The United States Supreme Court announced its decision in Tex. Dep’t of Hous. & Cmty. Affairs v. Inclusive Communities Project, Inc., 2015 WL 2473449, — U.S. — (2015), upholding disparate impact claims under the Fair Housing Act (FHA), 42 U.S.C. §3601 et seq. The case involved a challenge to criteria used by a state agency on where to give tax credits that subsidize construction of low-income housing. Plaintiff is a nonprofit organization that promotes housing for low-income families. It claimed that the agency’s formula steered housing to poorer areas and thus perpetuated or aggravated racial segregation in housing. The specific question taken by the Supreme Court was whether disparate impact claims are at all available under the Fair Housing Act. The Court decided that they are but limited them because of constitutional principles.
The Court noted that earlier cases had upheld disparate impact claims in employment discrimination when the statutes focused on consequences of actions rather than just motivation. Those statutes were Title VII of the 1964 Civil Rights Act and the Age Discrimination in Employment Act of 1967. The FHA makes it unlawful to “otherwise make unavailable” housing because of race or other characteristics. 42 U.S.C. §3604(a). That wording refers to consequences and thus supports a disparate impact approach. The mere fact that the statute makes actions illegal if they are undertaken “because of race” does not mean the statute requires a showing of intentional discrimination. Moreover, the 1988 amendments to the Fair Housing Act (which added “handicap” as a protected class among other things) showed that Congress approved of the uniform case law that had interpreted the FHA to include a disparate impact claim. Justice Kennedy’s opinion refers to Congress’s explicit consideration of disparate impact claims by reference to legislative history and its rejection of a proposed amendment that would have eliminated disparate impact claims. Moreover, the 1988 Act included 3 exemptions from disparate impact claims that would have been superfluous had they not been available. For example, the 1988 amendments provided that “[n]othing in [the FHA] limits the applicability of any reasonable . . . restrictions regarding the maximum number of occupants permitted to occupy a dwelling.” 42 U.S.C. §3607(b)(1).
At the same time, the Court held that the Constitution prohibits enforcing a disparate impact claim based solely on statistical evidence of a disparity; rather, plaintiffs must show that defendant’s policy causes the disparity and that “there is an alternative practice that has less disparate impact and serves the [defendant’s] legitimate needs.” Because actors must be able to achieve legitimate government or private policies, such policies are not contrary to the disparate-impact requirement unless they are “artificial, arbitrary, and unnecessary barriers” to equal access to housing.
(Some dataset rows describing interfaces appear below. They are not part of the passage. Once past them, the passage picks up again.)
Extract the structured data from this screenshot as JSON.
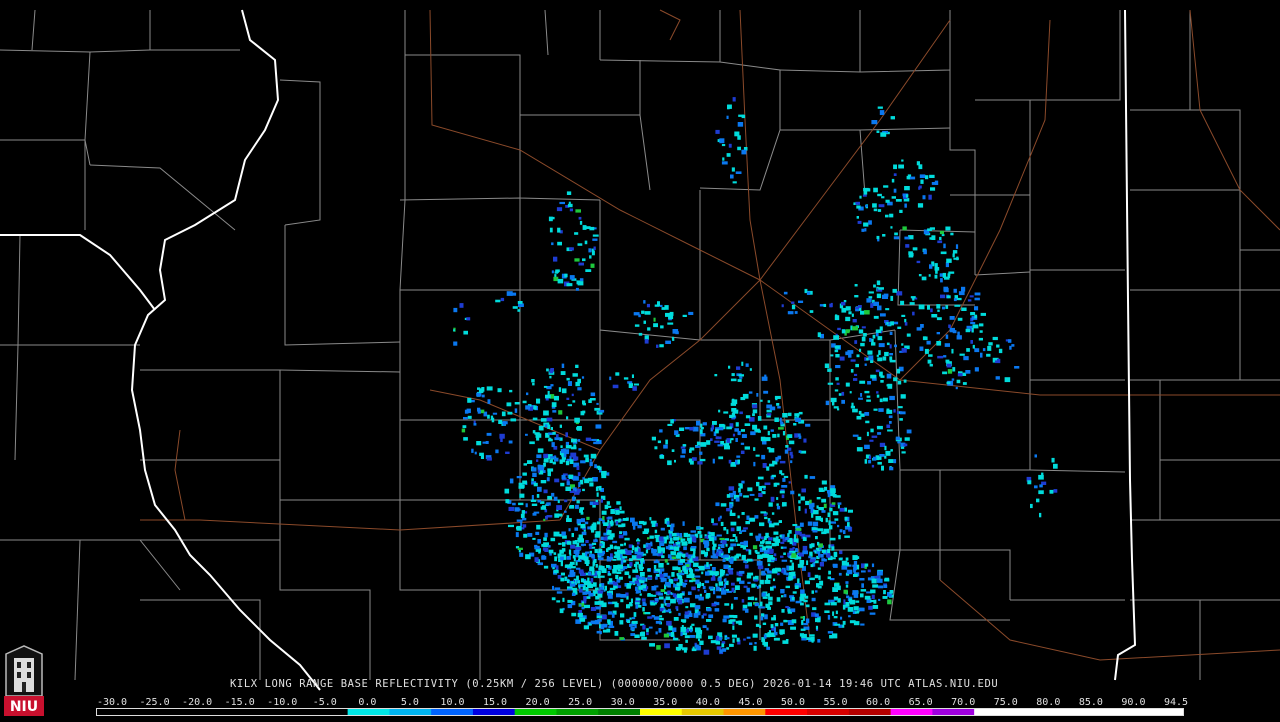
{
  "product": {
    "caption": "KILX LONG RANGE BASE REFLECTIVITY (0.25KM / 256 LEVEL) (000000/0000 0.5 DEG) 2026-01-14 19:46 UTC  ATLAS.NIU.EDU"
  },
  "scale": {
    "labels": [
      "-30.0",
      "-25.0",
      "-20.0",
      "-15.0",
      "-10.0",
      "-5.0",
      "0.0",
      "5.0",
      "10.0",
      "15.0",
      "20.0",
      "25.0",
      "30.0",
      "35.0",
      "40.0",
      "45.0",
      "50.0",
      "55.0",
      "60.0",
      "65.0",
      "70.0",
      "75.0",
      "80.0",
      "85.0",
      "90.0",
      "94.5"
    ],
    "colors": [
      "#000000",
      "#000000",
      "#000000",
      "#000000",
      "#000000",
      "#000000",
      "#00e6e6",
      "#00b4f0",
      "#0064ff",
      "#0000e0",
      "#00c800",
      "#00a000",
      "#008000",
      "#ffff00",
      "#e6c800",
      "#ff9600",
      "#ff0000",
      "#d70000",
      "#b40000",
      "#ff00ff",
      "#a000e0",
      "#ffffff",
      "#ffffff",
      "#ffffff",
      "#ffffff",
      "#ffffff"
    ]
  },
  "logo": {
    "text": "NIU",
    "color": "#c8102e"
  },
  "legend_colors": {
    "light_cyan": "#00dcdc",
    "medium_blue": "#0a78f0",
    "dark_blue": "#1e3cd2",
    "green": "#1ec83c",
    "county_lines": "#8a8a8a",
    "state_lines": "#ffffff",
    "roads": "#8b4a2a"
  }
}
Mainly because of this limitation on the applicability of disparate impact claims, the Court remanded for consideration of whether the Texas policies met this standard.
Remedial orders must be limited to eliminating the offending practice and should be race-neutral where possible.
The Court’s recognition of disparate impact claims preserves their function in the context of zoning laws. In explaining the “discriminatory practices” the disparate impact claim was intended to eradicate, the Court explained: “These unlawful practices include zoning laws and other housing restrictions that function unfairly to exclude minorities from certain neighborhoods without any sufficient justification. Suits targeting such practices reside at the heartland of disparate-impact liability,” (citing the foundational case of Huntington Branch, NAACP v. Huntington, 844 F. 2d 926, 935–936 (2d Cir 1988), among other cases).
Importantly, the Court clarified that disparate impact claims are available against both private and governmental defendants, rejecting a theory that at least one Circuit had adopted in the past.
It appears that the recent regulations of the Department of Housing and Urban Development that define disparate impact claims are largely consistent with the Supreme Court’s analysis but whether that is actually so may need to await further litigation. Implementation of the Fair Housing Act’s Discriminatory Effects Standard, 78 Fed. Reg. 11460 (2013), 24 C.F.R. §100.500.